▶ What the task requires
In the copy, include all of the listing exactly and none of its pictures.

══ Available data ══

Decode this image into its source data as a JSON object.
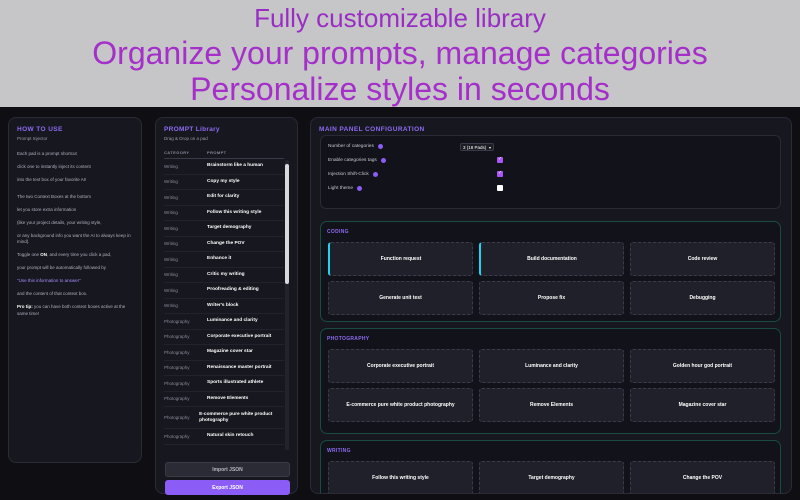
{
  "banner": {
    "line1": "Fully customizable library",
    "line2": "Organize your prompts, manage categories",
    "line3": "Personalize styles in seconds"
  },
  "howto": {
    "title": "HOW TO USE",
    "subtitle": "Prompt Injector",
    "p1": "Each pad is a prompt shortcut",
    "p2": "click one to instantly inject its content",
    "p3": "into the text box of your favorite AI!",
    "p4": "The two Context Boxes at the bottom",
    "p5": "let you store extra information",
    "p6": "(like your project details, your writing style,",
    "p7": "or any background info you want the AI to always keep in mind).",
    "p8a": "Toggle one ",
    "p8b": "ON",
    "p8c": ", and every time you click a pad,",
    "p9": "your prompt will be automatically followed by",
    "p10": "\"Use this information to answer\"",
    "p11": "and the content of that context box.",
    "p12a": "Pro tip:",
    "p12b": " you can have both context boxes active at the same time!"
  },
  "library": {
    "title": "PROMPT Library",
    "subtitle": "Drag & Drop on a pad",
    "col_category": "CATEGORY",
    "col_prompt": "PROMPT",
    "rows": [
      {
        "cat": "Writing",
        "prompt": "Brainstorm like a human"
      },
      {
        "cat": "Writing",
        "prompt": "Copy my style"
      },
      {
        "cat": "Writing",
        "prompt": "Edit for clarity"
      },
      {
        "cat": "Writing",
        "prompt": "Follow this writing style"
      },
      {
        "cat": "Writing",
        "prompt": "Target demography"
      },
      {
        "cat": "Writing",
        "prompt": "Change the POV"
      },
      {
        "cat": "Writing",
        "prompt": "Enhance it"
      },
      {
        "cat": "Writing",
        "prompt": "Critic my writing"
      },
      {
        "cat": "Writing",
        "prompt": "Proofreading & editing"
      },
      {
        "cat": "Writing",
        "prompt": "Writer's block"
      },
      {
        "cat": "Photography",
        "prompt": "Luminance and clarity"
      },
      {
        "cat": "Photography",
        "prompt": "Corporate executive portrait"
      },
      {
        "cat": "Photography",
        "prompt": "Magazine cover star"
      },
      {
        "cat": "Photography",
        "prompt": "Renaissance master portrait"
      },
      {
        "cat": "Photography",
        "prompt": "Sports illustrated athlete"
      },
      {
        "cat": "Photography",
        "prompt": "Remove Elements"
      },
      {
        "cat": "Photography",
        "prompt": "E-commerce pure white product photography"
      },
      {
        "cat": "Photography",
        "prompt": "Natural skin retouch"
      }
    ],
    "import_label": "Import JSON",
    "export_label": "Export JSON"
  },
  "main": {
    "title": "MAIN PANEL CONFIGURATION",
    "config": {
      "num_categories_label": "Number of categories",
      "num_categories_value": "3 (18 Pads)",
      "enable_tags_label": "Enable categories tags",
      "enable_tags_checked": true,
      "injection_label": "Injection Shift-Click",
      "injection_checked": true,
      "light_theme_label": "Light theme",
      "light_theme_checked": false
    },
    "sections": [
      {
        "title": "CODING",
        "pads": [
          "Function request",
          "Build documentation",
          "Code review",
          "Generate unit test",
          "Propose fix",
          "Debugging"
        ]
      },
      {
        "title": "PHOTOGRAPHY",
        "pads": [
          "Corporate executive portrait",
          "Luminance and clarity",
          "Golden hour god portrait",
          "E-commerce pure white product photography",
          "Remove Elements",
          "Magazine cover star"
        ]
      },
      {
        "title": "WRITING",
        "pads": [
          "Follow this writing style",
          "Target demography",
          "Change the POV"
        ]
      }
    ]
  },
  "colors": {
    "accent": "#8b5cf6",
    "banner_text": "#a52fc9",
    "section_border": "#1a4a44",
    "active_pad_edge": "#22d3ee"
  }
}
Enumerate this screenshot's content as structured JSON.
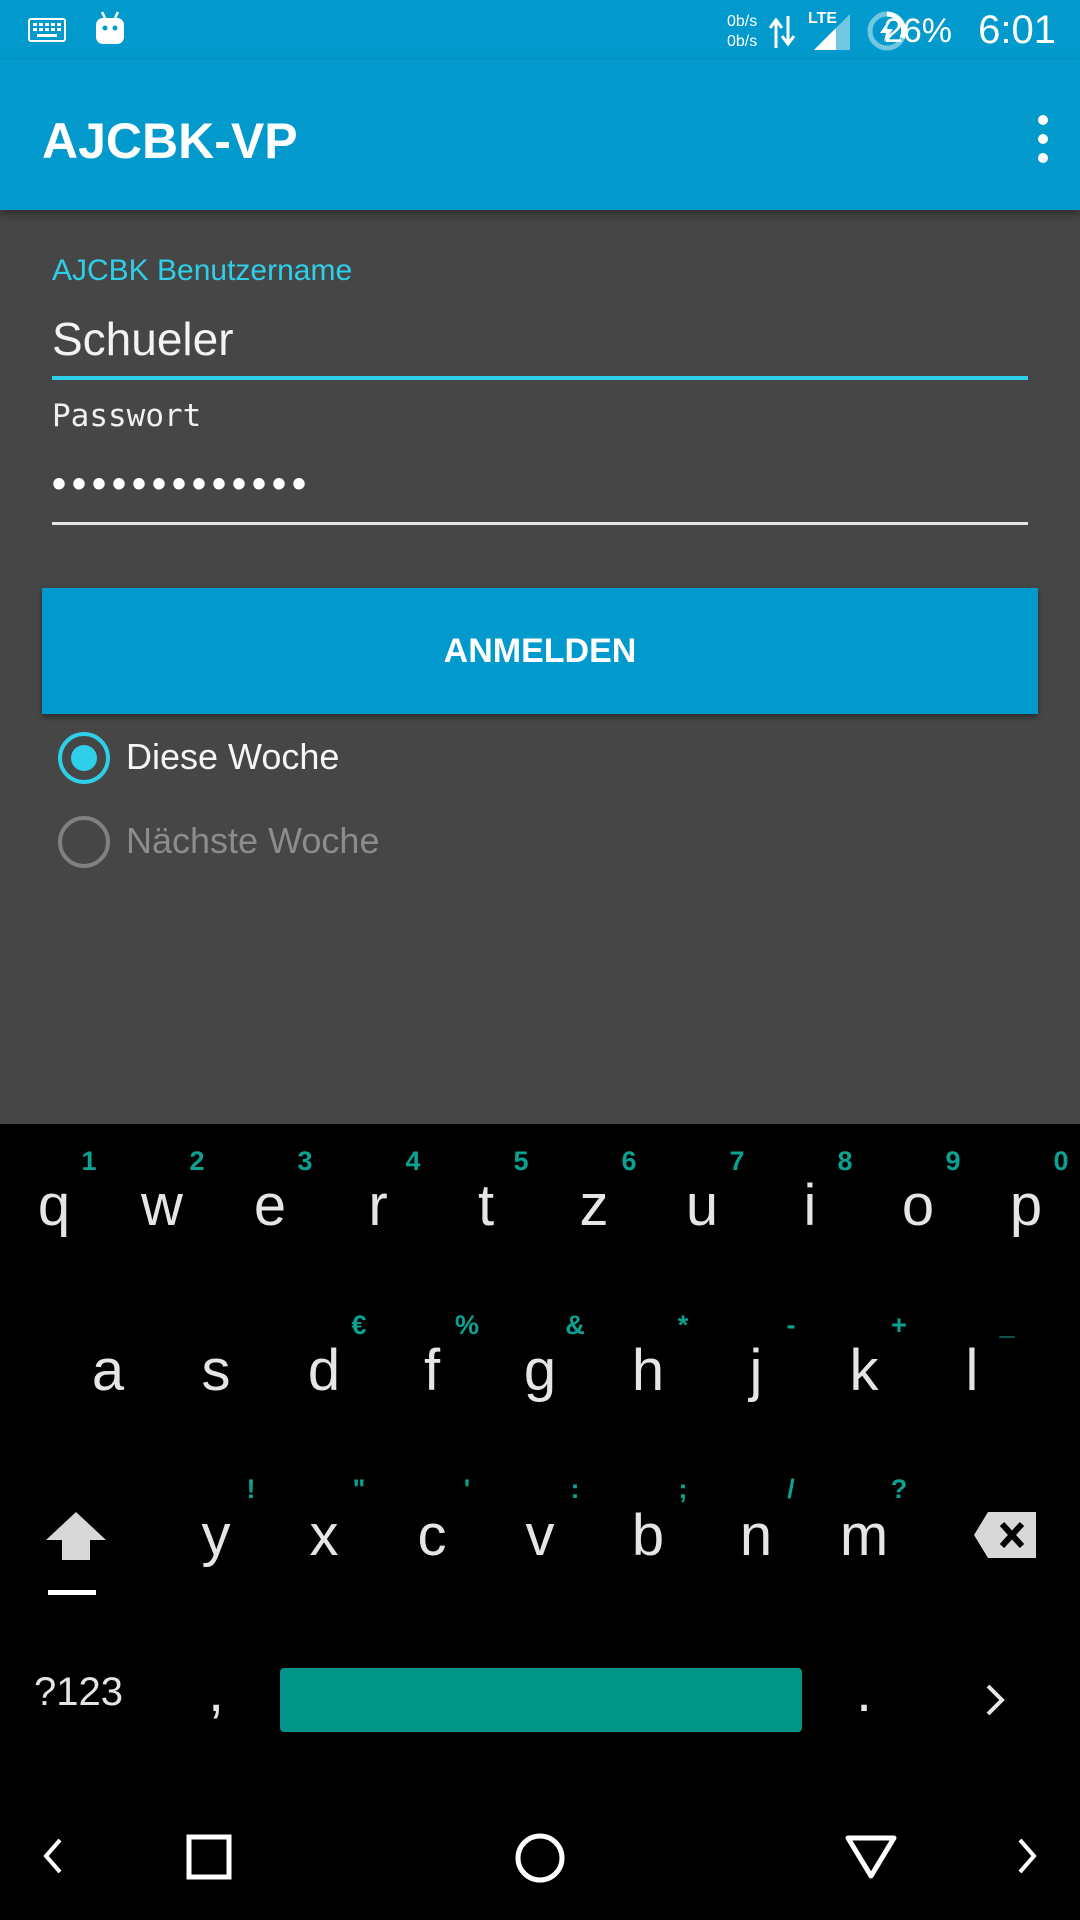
{
  "status_bar": {
    "net_up": "0b/s",
    "net_down": "0b/s",
    "network_type": "LTE",
    "battery_percent": "26%",
    "time": "6:01",
    "icons": [
      "keyboard-icon",
      "android-icon",
      "data-arrows-icon",
      "signal-icon",
      "battery-charging-icon"
    ]
  },
  "app_bar": {
    "title": "AJCBK-VP",
    "menu_icon": "overflow-menu-icon"
  },
  "form": {
    "username_label": "AJCBK Benutzername",
    "username_value": "Schueler",
    "password_label": "Passwort",
    "password_value": "•••••••••••••",
    "login_button": "ANMELDEN",
    "options": [
      {
        "label": "Diese Woche",
        "checked": true
      },
      {
        "label": "Nächste Woche",
        "checked": false
      }
    ]
  },
  "keyboard": {
    "row1": [
      "q",
      "w",
      "e",
      "r",
      "t",
      "z",
      "u",
      "i",
      "o",
      "p"
    ],
    "row1_hints": [
      "1",
      "2",
      "3",
      "4",
      "5",
      "6",
      "7",
      "8",
      "9",
      "0"
    ],
    "row2": [
      "a",
      "s",
      "d",
      "f",
      "g",
      "h",
      "j",
      "k",
      "l"
    ],
    "row2_hints": [
      "",
      "",
      "€",
      "%",
      "&",
      "*",
      "-",
      "+",
      "_"
    ],
    "row3": [
      "y",
      "x",
      "c",
      "v",
      "b",
      "n",
      "m"
    ],
    "row3_hints": [
      "!",
      "\"",
      "'",
      ":",
      ";",
      "/",
      "?"
    ],
    "symbols_key": "?123",
    "comma": ",",
    "period": ".",
    "accent_color": "#009587"
  },
  "colors": {
    "primary": "#0299cc",
    "accent": "#2ecfe9",
    "background": "#464646"
  }
}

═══

▶ Answer to this exercise
Decode this image into its source data as a JSON object.
{
  "banner": {
    "line1": "Fully customizable library",
    "line2": "Organize your prompts, manage categories",
    "line3": "Personalize styles in seconds"
  },
  "howto": {
    "title": "HOW TO USE",
    "subtitle": "Prompt Injector",
    "p1": "Each pad is a prompt shortcut",
    "p2": "click one to instantly inject its content",
    "p3": "into the text box of your favorite AI!",
    "p4": "The two Context Boxes at the bottom",
    "p5": "let you store extra information",
    "p6": "(like your project details, your writing style,",
    "p7": "or any background info you want the AI to always keep in mind).",
    "p8a": "Toggle one ",
    "p8b": "ON",
    "p8c": ", and every time you click a pad,",
    "p9": "your prompt will be automatically followed by",
    "p10": "\"Use this information to answer\"",
    "p11": "and the content of that context box.",
    "p12a": "Pro tip:",
    "p12b": " you can have both context boxes active at the same time!"
  },
  "library": {
    "title": "PROMPT Library",
    "subtitle": "Drag & Drop on a pad",
    "col_category": "CATEGORY",
    "col_prompt": "PROMPT",
    "rows": [
      {
        "cat": "Writing",
        "prompt": "Brainstorm like a human"
      },
      {
        "cat": "Writing",
        "prompt": "Copy my style"
      },
      {
        "cat": "Writing",
        "prompt": "Edit for clarity"
      },
      {
        "cat": "Writing",
        "prompt": "Follow this writing style"
      },
      {
        "cat": "Writing",
        "prompt": "Target demography"
      },
      {
        "cat": "Writing",
        "prompt": "Change the POV"
      },
      {
        "cat": "Writing",
        "prompt": "Enhance it"
      },
      {
        "cat": "Writing",
        "prompt": "Critic my writing"
      },
      {
        "cat": "Writing",
        "prompt": "Proofreading & editing"
      },
      {
        "cat": "Writing",
        "prompt": "Writer's block"
      },
      {
        "cat": "Photography",
        "prompt": "Luminance and clarity"
      },
      {
        "cat": "Photography",
        "prompt": "Corporate executive portrait"
      },
      {
        "cat": "Photography",
        "prompt": "Magazine cover star"
      },
      {
        "cat": "Photography",
        "prompt": "Renaissance master portrait"
      },
      {
        "cat": "Photography",
        "prompt": "Sports illustrated athlete"
      },
      {
        "cat": "Photography",
        "prompt": "Remove Elements"
      },
      {
        "cat": "Photography",
        "prompt": "E-commerce pure white product photography"
      },
      {
        "cat": "Photography",
        "prompt": "Natural skin retouch"
      }
    ],
    "import_label": "Import JSON",
    "export_label": "Export JSON"
  },
  "main": {
    "title": "MAIN PANEL CONFIGURATION",
    "config": {
      "num_categories_label": "Number of categories",
      "num_categories_value": "3 (18 Pads)",
      "enable_tags_label": "Enable categories tags",
      "enable_tags_checked": true,
      "injection_label": "Injection Shift-Click",
      "injection_checked": true,
      "light_theme_label": "Light theme",
      "light_theme_checked": false
    },
    "sections": [
      {
        "title": "CODING",
        "pads": [
          "Function request",
          "Build documentation",
          "Code review",
          "Generate unit test",
          "Propose fix",
          "Debugging"
        ]
      },
      {
        "title": "PHOTOGRAPHY",
        "pads": [
          "Corporate executive portrait",
          "Luminance and clarity",
          "Golden hour god portrait",
          "E-commerce pure white product photography",
          "Remove Elements",
          "Magazine cover star"
        ]
      },
      {
        "title": "WRITING",
        "pads": [
          "Follow this writing style",
          "Target demography",
          "Change the POV"
        ]
      }
    ]
  },
  "colors": {
    "accent": "#8b5cf6",
    "banner_text": "#a52fc9",
    "section_border": "#1a4a44",
    "active_pad_edge": "#22d3ee"
  }
}
Enumerate this screenshot's content as structured JSON.
{
  "status_bar": {
    "net_up": "0b/s",
    "net_down": "0b/s",
    "network_type": "LTE",
    "battery_percent": "26%",
    "time": "6:01",
    "icons": [
      "keyboard-icon",
      "android-icon",
      "data-arrows-icon",
      "signal-icon",
      "battery-charging-icon"
    ]
  },
  "app_bar": {
    "title": "AJCBK-VP",
    "menu_icon": "overflow-menu-icon"
  },
  "form": {
    "username_label": "AJCBK Benutzername",
    "username_value": "Schueler",
    "password_label": "Passwort",
    "password_value": "•••••••••••••",
    "login_button": "ANMELDEN",
    "options": [
      {
        "label": "Diese Woche",
        "checked": true
      },
      {
        "label": "Nächste Woche",
        "checked": false
      }
    ]
  },
  "keyboard": {
    "row1": [
      "q",
      "w",
      "e",
      "r",
      "t",
      "z",
      "u",
      "i",
      "o",
      "p"
    ],
    "row1_hints": [
      "1",
      "2",
      "3",
      "4",
      "5",
      "6",
      "7",
      "8",
      "9",
      "0"
    ],
    "row2": [
      "a",
      "s",
      "d",
      "f",
      "g",
      "h",
      "j",
      "k",
      "l"
    ],
    "row2_hints": [
      "",
      "",
      "€",
      "%",
      "&",
      "*",
      "-",
      "+",
      "_"
    ],
    "row3": [
      "y",
      "x",
      "c",
      "v",
      "b",
      "n",
      "m"
    ],
    "row3_hints": [
      "!",
      "\"",
      "'",
      ":",
      ";",
      "/",
      "?"
    ],
    "symbols_key": "?123",
    "comma": ",",
    "period": ".",
    "accent_color": "#009587"
  },
  "colors": {
    "primary": "#0299cc",
    "accent": "#2ecfe9",
    "background": "#464646"
  }
}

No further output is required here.